Copy out all lines in the data below containing the string "lectures".

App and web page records
------------------------

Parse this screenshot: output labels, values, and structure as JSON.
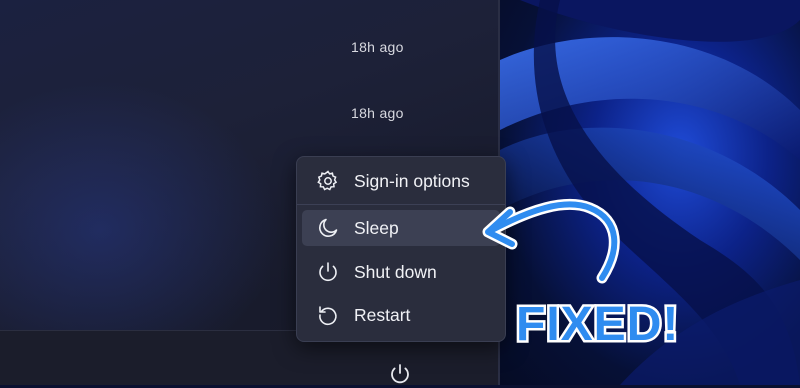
{
  "notifications": [
    {
      "time": "18h ago"
    },
    {
      "time": "18h ago"
    }
  ],
  "power_menu": {
    "items": [
      {
        "label": "Sign-in options",
        "icon": "gear-icon"
      },
      {
        "label": "Sleep",
        "icon": "moon-icon",
        "highlighted": true
      },
      {
        "label": "Shut down",
        "icon": "power-icon"
      },
      {
        "label": "Restart",
        "icon": "restart-icon"
      }
    ]
  },
  "footer": {
    "power_icon": "power-icon"
  },
  "annotation": {
    "text": "FIXED!",
    "color": "#2f8cf0"
  }
}
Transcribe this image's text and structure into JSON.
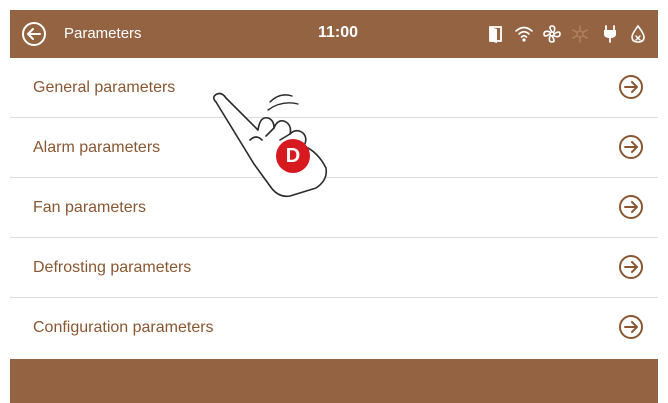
{
  "header": {
    "title": "Parameters",
    "time": "11:00",
    "back_icon": "circle-arrow-left-icon",
    "status_icons": [
      "door-icon",
      "wifi-icon",
      "fan-icon",
      "defrost-icon",
      "plug-icon",
      "water-drop-icon"
    ]
  },
  "menu": {
    "items": [
      {
        "label": "General parameters",
        "icon": "circle-arrow-right-icon"
      },
      {
        "label": "Alarm parameters",
        "icon": "circle-arrow-right-icon"
      },
      {
        "label": "Fan parameters",
        "icon": "circle-arrow-right-icon"
      },
      {
        "label": "Defrosting parameters",
        "icon": "circle-arrow-right-icon"
      },
      {
        "label": "Configuration parameters",
        "icon": "circle-arrow-right-icon"
      }
    ]
  },
  "overlay": {
    "badge_letter": "D",
    "pointer_icon": "hand-pointer-icon"
  },
  "colors": {
    "bar": "#936342",
    "text": "#8a5733",
    "badge": "#d71920",
    "divider": "#dcdcdc"
  }
}
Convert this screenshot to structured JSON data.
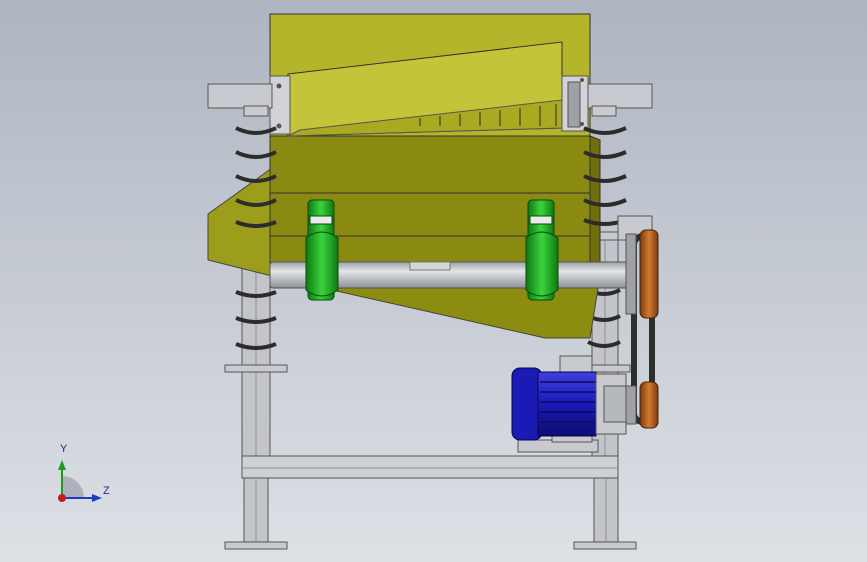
{
  "triad": {
    "y_label": "Y",
    "z_label": "Z"
  },
  "colors": {
    "hopper": "#b5b52b",
    "box": "#8c8c10",
    "shaft": "#bfc1c6",
    "bearing": "#29b82c",
    "motor": "#1f1fc4",
    "belt": "#2e2e2e",
    "pulley": "#c0661f",
    "frame": "#c8cacf"
  }
}
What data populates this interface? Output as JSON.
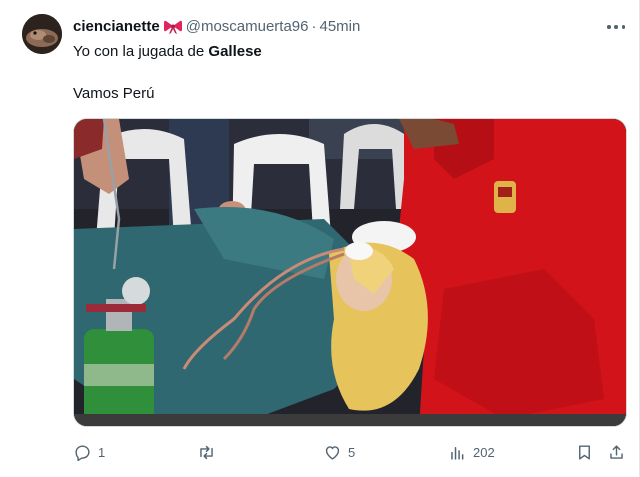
{
  "tweet": {
    "display_name": "ciencianette",
    "emoji": "bow",
    "handle": "@moscamuerta96",
    "separator": "·",
    "time": "45min",
    "text_line1_prefix": "Yo con la jugada de ",
    "text_line1_bold": "Gallese",
    "text_line2": "Vamos Perú"
  },
  "actions": {
    "reply_count": "1",
    "retweet_count": "",
    "like_count": "5",
    "views_count": "202"
  },
  "icons": [
    "more-icon",
    "reply-icon",
    "retweet-icon",
    "like-icon",
    "views-icon",
    "bookmark-icon",
    "share-icon"
  ],
  "colors": {
    "text": "#0f1419",
    "secondary": "#536471",
    "border": "#cfd9de"
  }
}
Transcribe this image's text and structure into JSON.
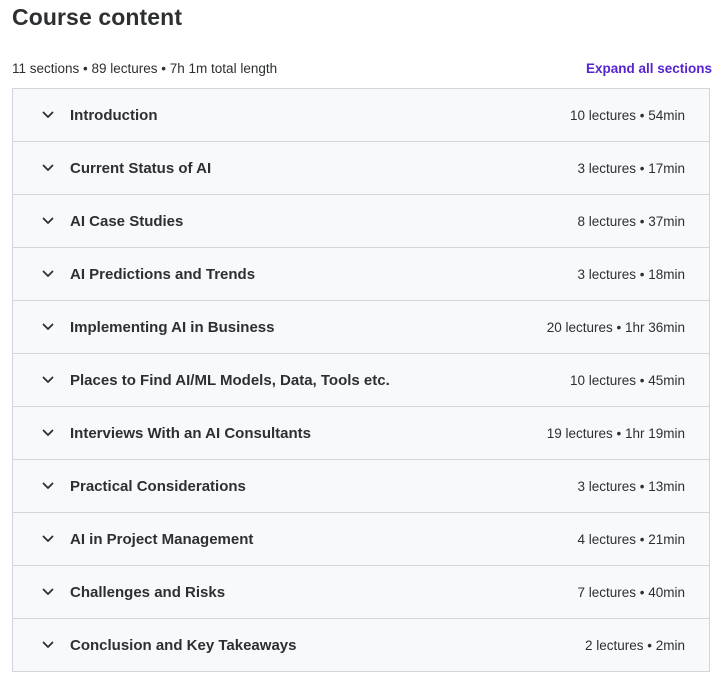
{
  "course_content": {
    "title": "Course content",
    "summary": "11 sections • 89 lectures • 7h 1m total length",
    "expand_all_label": "Expand all sections",
    "accent_color": "#5624d0",
    "sections": [
      {
        "title": "Introduction",
        "meta": "10 lectures • 54min",
        "icon": "chevron-down-icon"
      },
      {
        "title": "Current Status of AI",
        "meta": "3 lectures • 17min",
        "icon": "chevron-down-icon"
      },
      {
        "title": "AI Case Studies",
        "meta": "8 lectures • 37min",
        "icon": "chevron-down-icon"
      },
      {
        "title": "AI Predictions and Trends",
        "meta": "3 lectures • 18min",
        "icon": "chevron-down-icon"
      },
      {
        "title": "Implementing AI in Business",
        "meta": "20 lectures • 1hr 36min",
        "icon": "chevron-down-icon"
      },
      {
        "title": "Places to Find AI/ML Models, Data, Tools etc.",
        "meta": "10 lectures • 45min",
        "icon": "chevron-down-icon"
      },
      {
        "title": "Interviews With an AI Consultants",
        "meta": "19 lectures • 1hr 19min",
        "icon": "chevron-down-icon"
      },
      {
        "title": "Practical Considerations",
        "meta": "3 lectures • 13min",
        "icon": "chevron-down-icon"
      },
      {
        "title": "AI in Project Management",
        "meta": "4 lectures • 21min",
        "icon": "chevron-down-icon"
      },
      {
        "title": "Challenges and Risks",
        "meta": "7 lectures • 40min",
        "icon": "chevron-down-icon"
      },
      {
        "title": "Conclusion and Key Takeaways",
        "meta": "2 lectures • 2min",
        "icon": "chevron-down-icon"
      }
    ]
  }
}
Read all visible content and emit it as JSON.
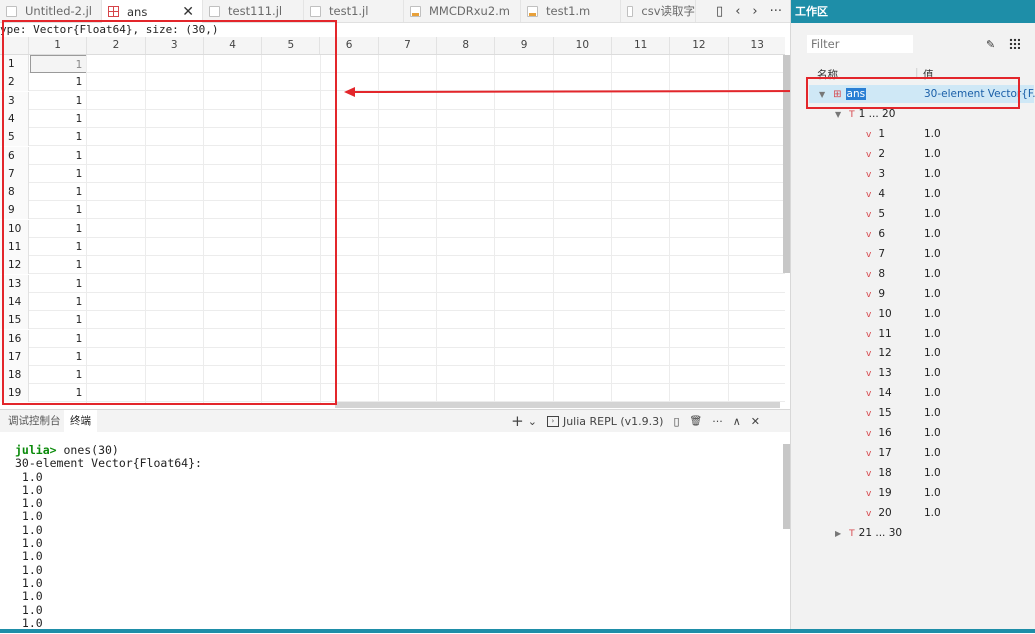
{
  "tabs": [
    {
      "label": "Untitled-2.jl",
      "icon": "julia-file-icon",
      "active": false
    },
    {
      "label": "ans",
      "icon": "table-icon",
      "active": true,
      "closable": true
    },
    {
      "label": "test111.jl",
      "icon": "julia-file-icon",
      "active": false
    },
    {
      "label": "test1.jl",
      "icon": "julia-file-icon",
      "active": false
    },
    {
      "label": "MMCDRxu2.m",
      "icon": "matlab-file-icon",
      "active": false
    },
    {
      "label": "test1.m",
      "icon": "matlab-file-icon",
      "active": false
    },
    {
      "label": "csv读取字",
      "icon": "file-icon",
      "active": false
    }
  ],
  "tab_tools": {
    "split": "▯",
    "prev": "‹",
    "next": "›",
    "more": "···"
  },
  "viewer": {
    "type_line": "ype: Vector{Float64}, size: (30,)",
    "columns": [
      "1",
      "2",
      "3",
      "4",
      "5",
      "6",
      "7",
      "8",
      "9",
      "10",
      "11",
      "12",
      "13"
    ],
    "rows": [
      {
        "index": "1",
        "value": "1"
      },
      {
        "index": "2",
        "value": "1"
      },
      {
        "index": "3",
        "value": "1"
      },
      {
        "index": "4",
        "value": "1"
      },
      {
        "index": "5",
        "value": "1"
      },
      {
        "index": "6",
        "value": "1"
      },
      {
        "index": "7",
        "value": "1"
      },
      {
        "index": "8",
        "value": "1"
      },
      {
        "index": "9",
        "value": "1"
      },
      {
        "index": "10",
        "value": "1"
      },
      {
        "index": "11",
        "value": "1"
      },
      {
        "index": "12",
        "value": "1"
      },
      {
        "index": "13",
        "value": "1"
      },
      {
        "index": "14",
        "value": "1"
      },
      {
        "index": "15",
        "value": "1"
      },
      {
        "index": "16",
        "value": "1"
      },
      {
        "index": "17",
        "value": "1"
      },
      {
        "index": "18",
        "value": "1"
      },
      {
        "index": "19",
        "value": "1"
      }
    ]
  },
  "panel": {
    "tabs": [
      {
        "label": "调试控制台",
        "active": false
      },
      {
        "label": "终端",
        "active": true
      }
    ],
    "tools": {
      "add": "+",
      "dropdown": "⌄",
      "repl_label": "Julia REPL (v1.9.3)",
      "split": "▯",
      "trash": "🗑",
      "more": "···",
      "maximize": "∧",
      "close": "✕"
    },
    "terminal": {
      "prompt": "julia>",
      "command": " ones(30)",
      "output": [
        "30-element Vector{Float64}:",
        " 1.0",
        " 1.0",
        " 1.0",
        " 1.0",
        " 1.0",
        " 1.0",
        " 1.0",
        " 1.0",
        " 1.0",
        " 1.0",
        " 1.0",
        " 1.0"
      ]
    }
  },
  "workspace": {
    "title": "工作区",
    "filter_placeholder": "Filter",
    "col_name": "名称",
    "col_value": "值",
    "variable": {
      "name": "ans",
      "value": "30-element Vector{F..."
    },
    "group1": {
      "label": "1 ... 20"
    },
    "items": [
      {
        "name": "1",
        "value": "1.0"
      },
      {
        "name": "2",
        "value": "1.0"
      },
      {
        "name": "3",
        "value": "1.0"
      },
      {
        "name": "4",
        "value": "1.0"
      },
      {
        "name": "5",
        "value": "1.0"
      },
      {
        "name": "6",
        "value": "1.0"
      },
      {
        "name": "7",
        "value": "1.0"
      },
      {
        "name": "8",
        "value": "1.0"
      },
      {
        "name": "9",
        "value": "1.0"
      },
      {
        "name": "10",
        "value": "1.0"
      },
      {
        "name": "11",
        "value": "1.0"
      },
      {
        "name": "12",
        "value": "1.0"
      },
      {
        "name": "13",
        "value": "1.0"
      },
      {
        "name": "14",
        "value": "1.0"
      },
      {
        "name": "15",
        "value": "1.0"
      },
      {
        "name": "16",
        "value": "1.0"
      },
      {
        "name": "17",
        "value": "1.0"
      },
      {
        "name": "18",
        "value": "1.0"
      },
      {
        "name": "19",
        "value": "1.0"
      },
      {
        "name": "20",
        "value": "1.0"
      }
    ],
    "group2": {
      "label": "21 ... 30"
    }
  },
  "colors": {
    "accent": "#1e8ea8",
    "annotation_red": "#e3262b",
    "prompt_green": "#0a8a0a"
  }
}
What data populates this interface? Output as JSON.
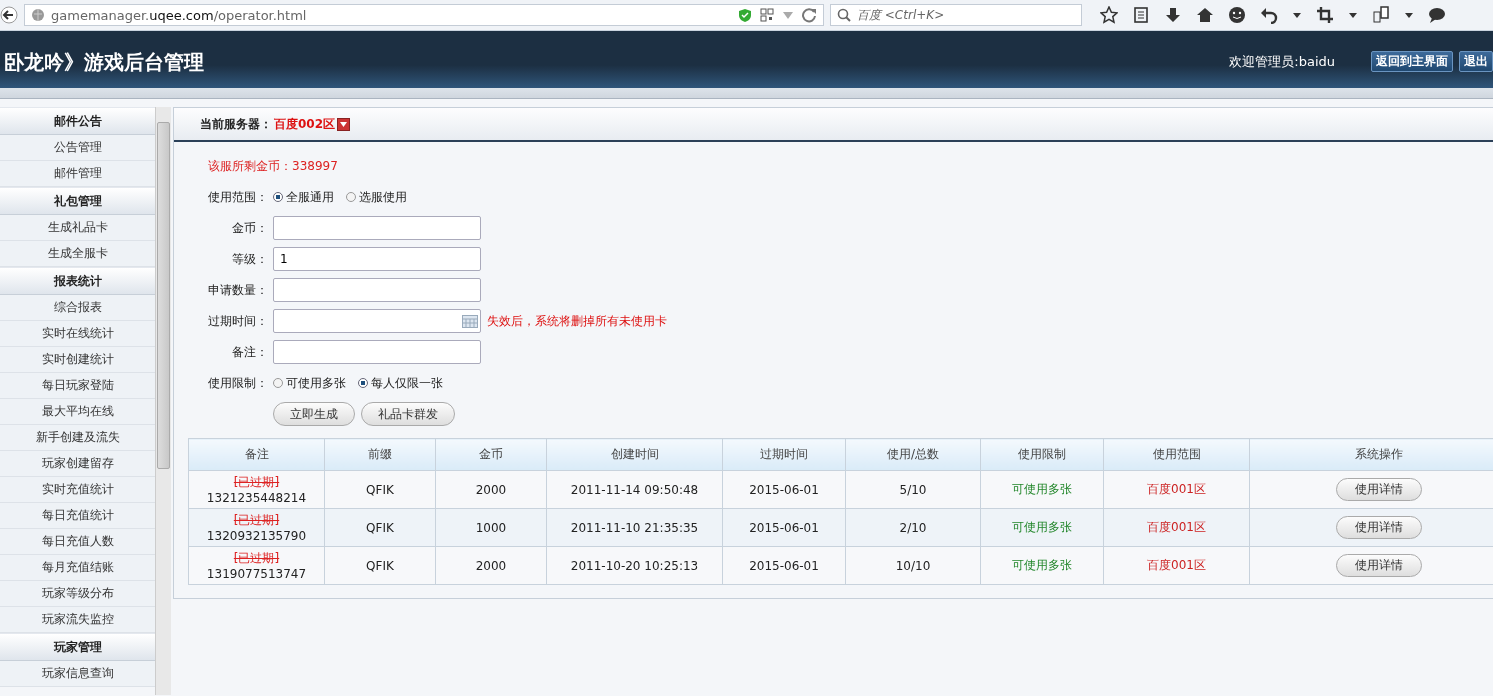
{
  "browser": {
    "url": "gamemanager.**uqee.com**/operator.html",
    "search_placeholder": "百度 <Ctrl+K>"
  },
  "header": {
    "title": "卧龙吟》游戏后台管理",
    "welcome": "欢迎管理员:baidu",
    "buttons": [
      "返回到主界面",
      "退出"
    ]
  },
  "sidebar": {
    "groups": [
      {
        "title": "邮件公告",
        "items": [
          "公告管理",
          "邮件管理"
        ]
      },
      {
        "title": "礼包管理",
        "items": [
          "生成礼品卡",
          "生成全服卡"
        ]
      },
      {
        "title": "报表统计",
        "items": [
          "综合报表",
          "实时在线统计",
          "实时创建统计",
          "每日玩家登陆",
          "最大平均在线",
          "新手创建及流失",
          "玩家创建留存",
          "实时充值统计",
          "每日充值统计",
          "每日充值人数",
          "每月充值结账",
          "玩家等级分布",
          "玩家流失监控"
        ]
      },
      {
        "title": "玩家管理",
        "items": [
          "玩家信息查询"
        ]
      }
    ]
  },
  "server": {
    "label": "当前服务器：",
    "value": "百度002区"
  },
  "gold_notice": "该服所剩金币：338997",
  "form": {
    "fields": [
      {
        "kind": "radio",
        "label": "使用范围：",
        "options": [
          {
            "label": "全服通用",
            "selected": true
          },
          {
            "label": "选服使用",
            "selected": false
          }
        ]
      },
      {
        "kind": "text",
        "label": "金币："
      },
      {
        "kind": "text",
        "label": "等级：",
        "value": "1"
      },
      {
        "kind": "text",
        "label": "申请数量："
      },
      {
        "kind": "date",
        "label": "过期时间：",
        "hint": "失效后，系统将删掉所有未使用卡"
      },
      {
        "kind": "text",
        "label": "备注："
      },
      {
        "kind": "radio",
        "label": "使用限制：",
        "options": [
          {
            "label": "可使用多张",
            "selected": false
          },
          {
            "label": "每人仅限一张",
            "selected": true
          }
        ]
      }
    ],
    "buttons": [
      "立即生成",
      "礼品卡群发"
    ]
  },
  "table": {
    "columns": [
      "备注",
      "前缀",
      "金币",
      "创建时间",
      "过期时间",
      "使用/总数",
      "使用限制",
      "使用范围",
      "系统操作"
    ],
    "rows": [
      {
        "status": "[已过期]",
        "id": "1321235448214",
        "prefix": "QFIK",
        "gold": "2000",
        "created": "2011-11-14 09:50:48",
        "expires": "2015-06-01",
        "usage": "5/10",
        "limit": "可使用多张",
        "scope": "百度001区",
        "action": "使用详情"
      },
      {
        "status": "[已过期]",
        "id": "1320932135790",
        "prefix": "QFIK",
        "gold": "1000",
        "created": "2011-11-10 21:35:35",
        "expires": "2015-06-01",
        "usage": "2/10",
        "limit": "可使用多张",
        "scope": "百度001区",
        "action": "使用详情"
      },
      {
        "status": "[已过期]",
        "id": "1319077513747",
        "prefix": "QFIK",
        "gold": "2000",
        "created": "2011-10-20 10:25:13",
        "expires": "2015-06-01",
        "usage": "10/10",
        "limit": "可使用多张",
        "scope": "百度001区",
        "action": "使用详情"
      }
    ]
  }
}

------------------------

Answer to the exercise:
    "summary": "11 sections • 89 lectures • 7h 1m total length",
        "meta": "10 lectures • 54min",
        "meta": "3 lectures • 17min",
        "meta": "8 lectures • 37min",
        "meta": "3 lectures • 18min",
        "meta": "20 lectures • 1hr 36min",
        "meta": "10 lectures • 45min",
        "meta": "19 lectures • 1hr 19min",
        "meta": "3 lectures • 13min",
        "meta": "4 lectures • 21min",
        "meta": "7 lectures • 40min",
        "meta": "2 lectures • 2min",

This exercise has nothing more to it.